In theory, when you make a will, you get to choose how to distribute your assets after your death. However, in reality, wills can be challenged. Under New Zealand law there are four primary ways in which a will can be challenged:
- If a family member (usually a child) is not provided for they may bring a claim under the Family Protection Act 1955 to provide for that person.
- If there is a question as to whether the will was validly executed a claim can be brought to void the will. This could be on the grounds the will was not correctly witnessed, the person who made the will did not have mental capacity at the time they signed, or someone was exercising undue influence so as to overpower that person.
- If someone is in a relationship but does not provide for their partner or spouse then a claim may be brought under the Property (Relationships) Act 1976 to have the relationship property divided between the parties.
- If a promise was given to someone in return for services, that person may make a claim if adequate provision is not provided to them under the will.
The best way to reduce the risk of a claim is by getting informed advice so that you know your legal position.
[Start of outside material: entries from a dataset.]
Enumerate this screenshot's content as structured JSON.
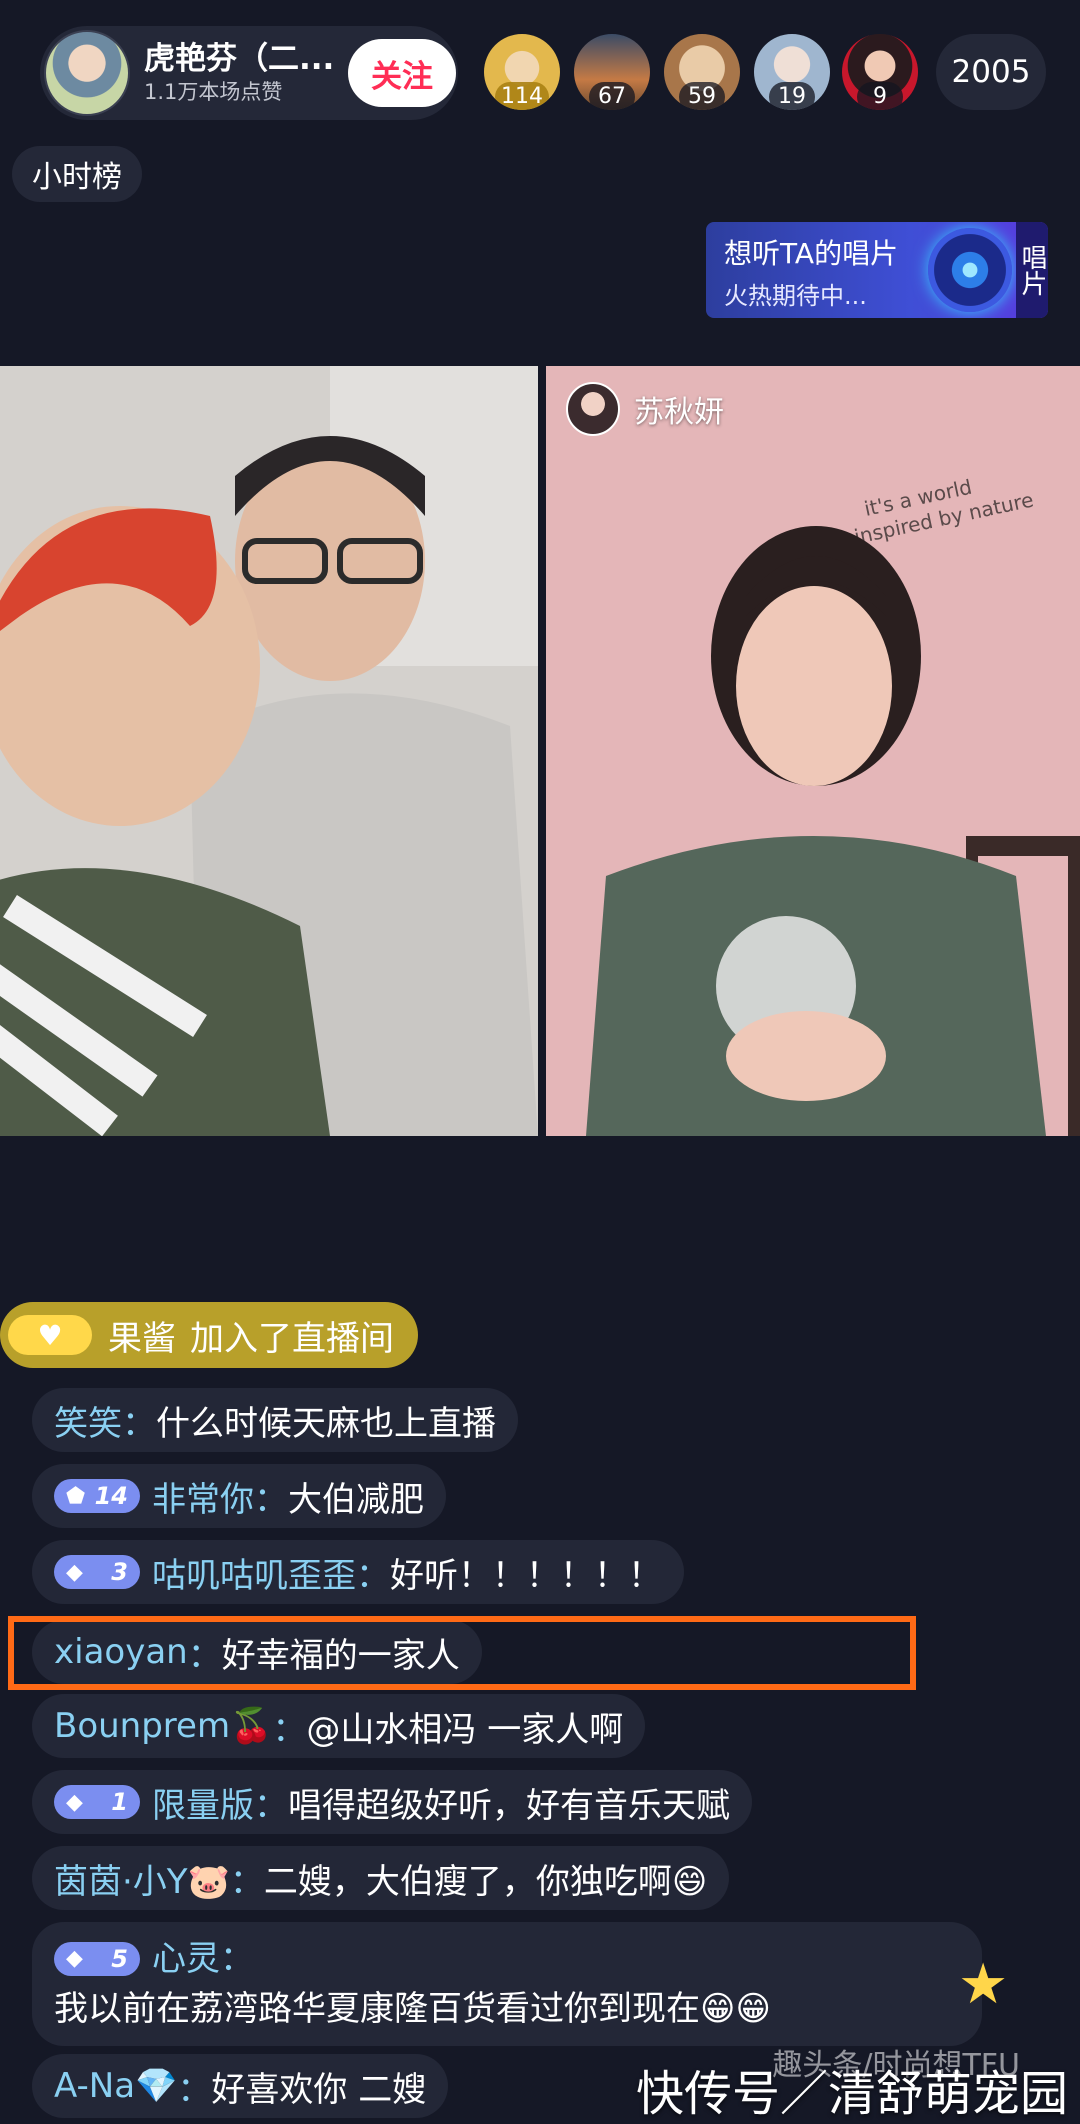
{
  "host": {
    "name": "虎艳芬（二...",
    "likes": "1.1万本场点赞",
    "follow_label": "关注"
  },
  "viewers": [
    {
      "badge": "114"
    },
    {
      "badge": "67"
    },
    {
      "badge": "59"
    },
    {
      "badge": "19"
    },
    {
      "badge": "9"
    }
  ],
  "viewer_count": "2005",
  "hour_rank_label": "小时榜",
  "record_banner": {
    "title": "想听TA的唱片",
    "subtitle": "火热期待中...",
    "side_label": "唱片"
  },
  "guest": {
    "name": "苏秋妍"
  },
  "join_notice": {
    "user": "果酱",
    "text": "加入了直播间",
    "badge_icon": "heart-icon"
  },
  "comments": [
    {
      "user": "笑笑",
      "sep": "：",
      "text": "什么时候天麻也上直播",
      "level": null
    },
    {
      "user": "非常你",
      "sep": "：",
      "text": "大伯减肥",
      "level": "14"
    },
    {
      "user": "咕叽咕叽歪歪",
      "sep": "：",
      "text": "好听！！！！！！",
      "level": "3"
    },
    {
      "user": "xiaoyan",
      "sep": "：",
      "text": "好幸福的一家人",
      "level": null
    },
    {
      "user": "Bounprem🍒",
      "sep": "：",
      "text": "@山水相冯 一家人啊",
      "level": null
    },
    {
      "user": "限量版",
      "sep": "：",
      "text": "唱得超级好听，好有音乐天赋",
      "level": "1"
    },
    {
      "user": "茵茵·小Y🐷",
      "sep": "：",
      "text": "二嫂，大伯瘦了，你独吃啊😄",
      "level": null
    },
    {
      "user": "心灵",
      "sep": "：",
      "text": "我以前在荔湾路华夏康隆百货看过你到现在😁😁",
      "level": "5"
    },
    {
      "user": "A-Na💎",
      "sep": "：",
      "text": "好喜欢你 二嫂",
      "level": null
    }
  ],
  "watermark": "快传号／清舒萌宠园",
  "watermark_small": "趣头条/时尚想TFU",
  "colors": {
    "background": "#151826",
    "username": "#8ad0f2",
    "follow": "#ff2d55",
    "highlight": "#ff6a16",
    "join_notice": "#b8a02a"
  }
}
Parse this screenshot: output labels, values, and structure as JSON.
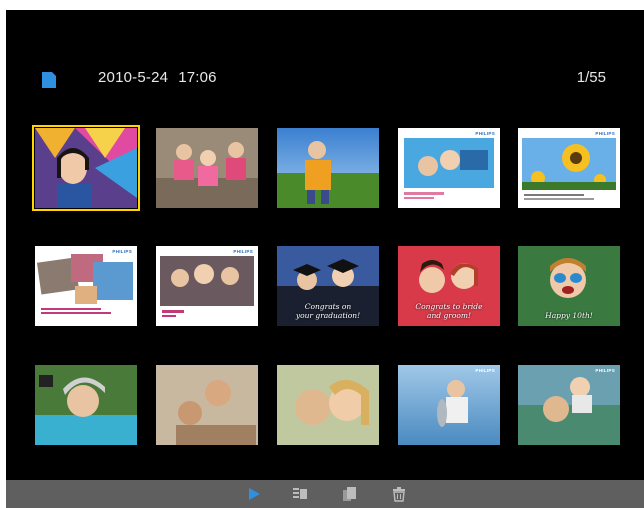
{
  "status_bar": {
    "storage_icon": "sd-card-icon",
    "date": "2010-5-24",
    "time": "17:06",
    "photo_counter": "1/55"
  },
  "thumbnails": [
    {
      "name": "girl-umbrella",
      "caption": "",
      "selected": true
    },
    {
      "name": "three-kids",
      "caption": ""
    },
    {
      "name": "boy-field",
      "caption": ""
    },
    {
      "name": "card-friends",
      "caption": "",
      "brand": "PHILIPS"
    },
    {
      "name": "card-sunflowers",
      "caption": "",
      "brand": "PHILIPS"
    },
    {
      "name": "card-family-collage",
      "caption": "",
      "brand": "PHILIPS"
    },
    {
      "name": "card-perfect",
      "caption": "",
      "brand": "PHILIPS"
    },
    {
      "name": "graduation",
      "caption": "Congrats on\nyour graduation!"
    },
    {
      "name": "couple",
      "caption": "Congrats to bride\nand groom!"
    },
    {
      "name": "goggles-kid",
      "caption": "Happy 10th!"
    },
    {
      "name": "kid-helmet",
      "caption": ""
    },
    {
      "name": "father-kids",
      "caption": ""
    },
    {
      "name": "mother-child",
      "caption": ""
    },
    {
      "name": "boy-fish",
      "caption": ""
    },
    {
      "name": "mother-baby",
      "caption": ""
    }
  ],
  "toolbar": {
    "buttons": [
      {
        "icon": "play-slideshow-icon",
        "color": "#2f8fe0"
      },
      {
        "icon": "settings-menu-icon",
        "color": "#bdbdbd"
      },
      {
        "icon": "copy-photo-icon",
        "color": "#bdbdbd"
      },
      {
        "icon": "delete-trash-icon",
        "color": "#bdbdbd"
      }
    ]
  },
  "colors": {
    "background": "#000000",
    "selection": "#ffd400",
    "toolbar": "#5f5f5f",
    "accent": "#2f8fe0"
  }
}
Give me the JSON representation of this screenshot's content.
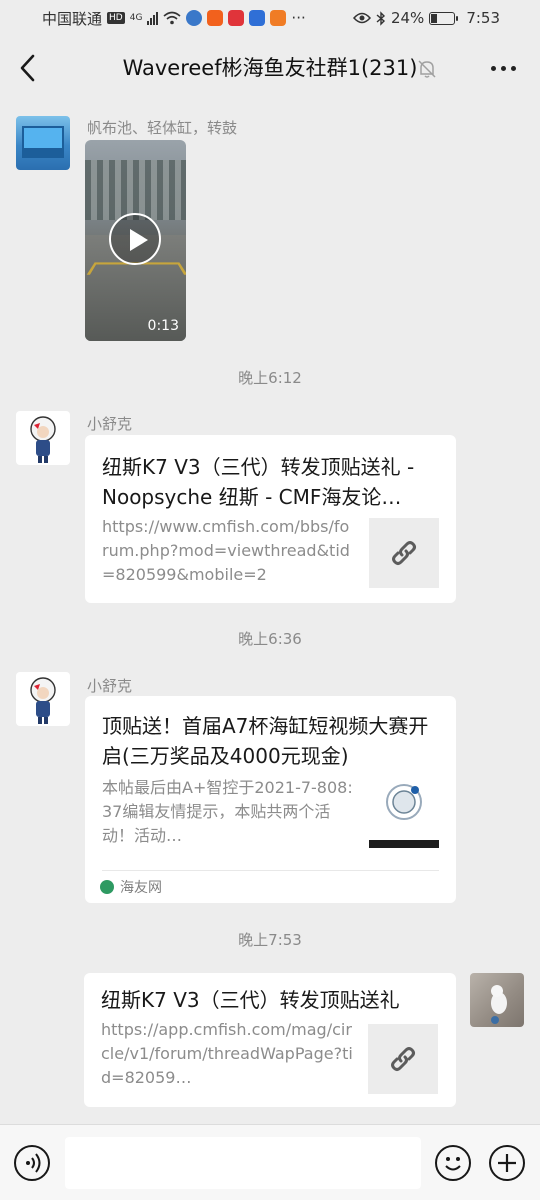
{
  "status_bar": {
    "carrier": "中国联通",
    "hd": "HD",
    "network": "4G",
    "more": "···",
    "battery": "24%",
    "time": "7:53"
  },
  "header": {
    "title": "Wavereef彬海鱼友社群1(231)"
  },
  "messages": [
    {
      "type": "video",
      "sender": "帆布池、轻体缸，转鼓",
      "duration": "0:13"
    },
    {
      "type": "time",
      "text": "晚上6:12"
    },
    {
      "type": "link",
      "sender": "小舒克",
      "title": "纽斯K7 V3（三代）转发顶贴送礼 - Noopsyche 纽斯 - CMF海友论…",
      "desc": "https://www.cmfish.com/bbs/forum.php?mod=viewthread&tid=820599&mobile=2"
    },
    {
      "type": "time",
      "text": "晚上6:36"
    },
    {
      "type": "link",
      "sender": "小舒克",
      "title": "顶贴送！首届A7杯海缸短视频大赛开启(三万奖品及4000元现金)",
      "desc": "本帖最后由A+智控于2021-7-808:37编辑友情提示，本贴共两个活动！活动…",
      "source": "海友网"
    },
    {
      "type": "time",
      "text": "晚上7:53"
    },
    {
      "type": "link",
      "self": true,
      "title": "纽斯K7 V3（三代）转发顶贴送礼",
      "desc": "https://app.cmfish.com/mag/circle/v1/forum/threadWapPage?tid=82059…"
    }
  ],
  "input": {
    "value": ""
  },
  "colors": {
    "background": "#ededed",
    "card": "#ffffff",
    "secondary_text": "#8c8c8c",
    "source_icon": "#2e9a62"
  }
}
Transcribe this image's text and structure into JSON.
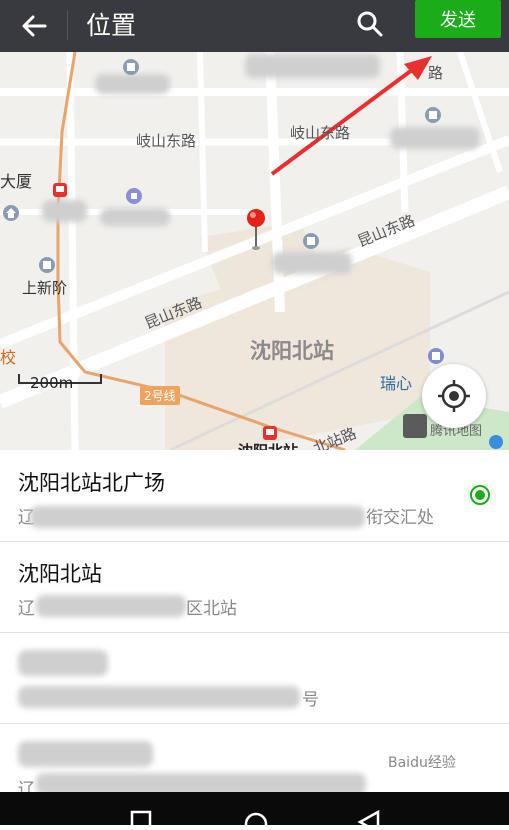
{
  "header": {
    "title": "位置",
    "send_label": "发送",
    "colors": {
      "bar": "#393a3f",
      "send": "#1aad19"
    }
  },
  "map": {
    "labels": {
      "road_qishan_left": "岐山东路",
      "road_qishan_right": "岐山东路",
      "building_dasha": "大厦",
      "metro_shangxinjie": "上新阶",
      "road_kunshan_right": "昆山东路",
      "road_kunshan_left": "昆山东路",
      "station_main": "沈阳北站",
      "ruixin": "瑞心",
      "station_bottom": "沈阳北站",
      "road_bei": "北站路",
      "school": "校",
      "label_right_top": "路",
      "tencent_map": "腾讯地图"
    },
    "scale_label": "200m",
    "line2_label": "2号线"
  },
  "results": [
    {
      "title": "沈阳北站北广场",
      "subtitle_start": "辽",
      "subtitle_end": "衔交汇处",
      "selected": true
    },
    {
      "title": "沈阳北站",
      "subtitle_start": "辽",
      "subtitle_end": "区北站",
      "selected": false
    },
    {
      "title": "",
      "subtitle_start": "",
      "subtitle_end": "号",
      "selected": false
    },
    {
      "title": "",
      "subtitle_start": "辽",
      "subtitle_end": "",
      "selected": false
    }
  ],
  "watermark": "Baidu经验"
}
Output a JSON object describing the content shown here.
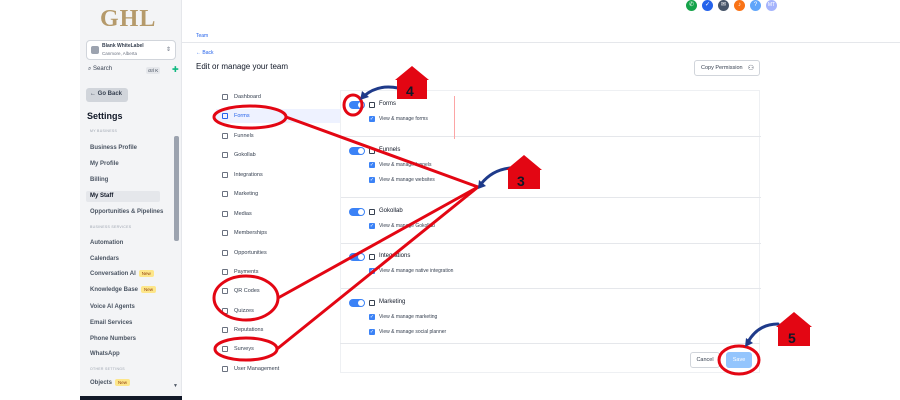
{
  "brand": {
    "logo_text": "GHL"
  },
  "account": {
    "name": "Blank WhiteLabel",
    "location": "Canmore, Alberta"
  },
  "search": {
    "label": "Search",
    "shortcut": "ctrl K"
  },
  "sidebar": {
    "go_back": "← Go Back",
    "title": "Settings",
    "groups": {
      "my_business": "MY BUSINESS",
      "business_services": "BUSINESS SERVICES",
      "other_settings": "OTHER SETTINGS"
    },
    "items": [
      {
        "label": "Business Profile"
      },
      {
        "label": "My Profile"
      },
      {
        "label": "Billing"
      },
      {
        "label": "My Staff"
      },
      {
        "label": "Opportunities & Pipelines"
      },
      {
        "label": "Automation"
      },
      {
        "label": "Calendars"
      },
      {
        "label": "Conversation AI",
        "badge": "New"
      },
      {
        "label": "Knowledge Base",
        "badge": "New"
      },
      {
        "label": "Voice AI Agents"
      },
      {
        "label": "Email Services"
      },
      {
        "label": "Phone Numbers"
      },
      {
        "label": "WhatsApp"
      },
      {
        "label": "Objects",
        "badge": "New"
      }
    ]
  },
  "header": {
    "tab": "Team",
    "back": "← Back",
    "title": "Edit or manage your team",
    "copy_permission": "Copy Permission",
    "avatar_initials": "MT"
  },
  "modules": [
    "Dashboard",
    "Forms",
    "Funnels",
    "Gokollab",
    "Integrations",
    "Marketing",
    "Medias",
    "Memberships",
    "Opportunities",
    "Payments",
    "QR Codes",
    "Quizzes",
    "Reputations",
    "Surveys",
    "User Management"
  ],
  "permissions": [
    {
      "title": "Forms",
      "items": [
        "View & manage forms"
      ]
    },
    {
      "title": "Funnels",
      "items": [
        "View & manage funnels",
        "View & manage websites"
      ]
    },
    {
      "title": "Gokollab",
      "items": [
        "View & manage Gokollab"
      ]
    },
    {
      "title": "Integrations",
      "items": [
        "View & manage native integration"
      ]
    },
    {
      "title": "Marketing",
      "items": [
        "View & manage marketing",
        "View & manage social planner"
      ]
    }
  ],
  "footer": {
    "cancel": "Cancel",
    "save": "Save"
  },
  "annotations": {
    "tag3": "3",
    "tag4": "4",
    "tag5": "5"
  },
  "colors": {
    "accent": "#3b82f6",
    "annotation_red": "#e30613",
    "arrow_blue": "#1e3a8a",
    "brand_gold": "#b59a6b"
  }
}
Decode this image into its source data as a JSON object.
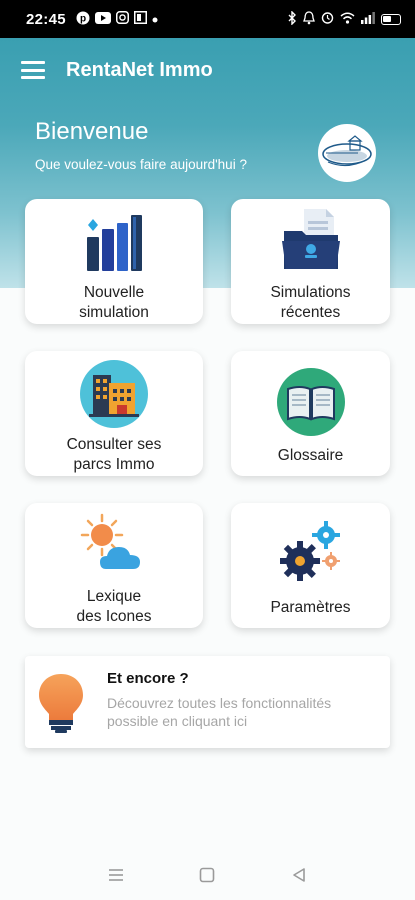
{
  "status_bar": {
    "time": "22:45",
    "left_icons": [
      "pinterest-icon",
      "youtube-icon",
      "instagram-icon",
      "app-icon",
      "dot-icon"
    ],
    "right_icons": [
      "bluetooth-icon",
      "vibrate-icon",
      "alarm-icon",
      "wifi-icon",
      "signal-icon",
      "battery-icon"
    ]
  },
  "app_bar": {
    "menu_icon": "hamburger-menu-icon",
    "title": "RentaNet Immo"
  },
  "header": {
    "greeting": "Bienvenue",
    "subtitle": "Que voulez-vous faire aujourd'hui ?"
  },
  "cards": [
    {
      "label_line1": "Nouvelle",
      "label_line2": "simulation",
      "icon": "bar-chart-icon"
    },
    {
      "label_line1": "Simulations",
      "label_line2": "récentes",
      "icon": "folder-document-icon"
    },
    {
      "label_line1": "Consulter ses",
      "label_line2": "parcs Immo",
      "icon": "buildings-icon"
    },
    {
      "label_line1": "Glossaire",
      "label_line2": "",
      "icon": "open-book-icon"
    },
    {
      "label_line1": "Lexique",
      "label_line2": "des Icones",
      "icon": "sun-cloud-icon"
    },
    {
      "label_line1": "Paramètres",
      "label_line2": "",
      "icon": "gears-icon"
    }
  ],
  "more": {
    "title": "Et encore ?",
    "description": "Découvrez toutes les fonctionnalités possible en cliquant ici",
    "icon": "lightbulb-icon"
  },
  "nav_bar": {
    "items": [
      "recents-icon",
      "home-icon",
      "back-icon"
    ]
  },
  "colors": {
    "hero_top": "#3a9fb1",
    "hero_bottom": "#bfe2e9",
    "accent_dark": "#1f3a5f",
    "muted_text": "#a6a6a6"
  }
}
At Lyon O'Neale Arnold Lawyers we understand that everyone's circumstances are different and can tailor our advice to your specific needs.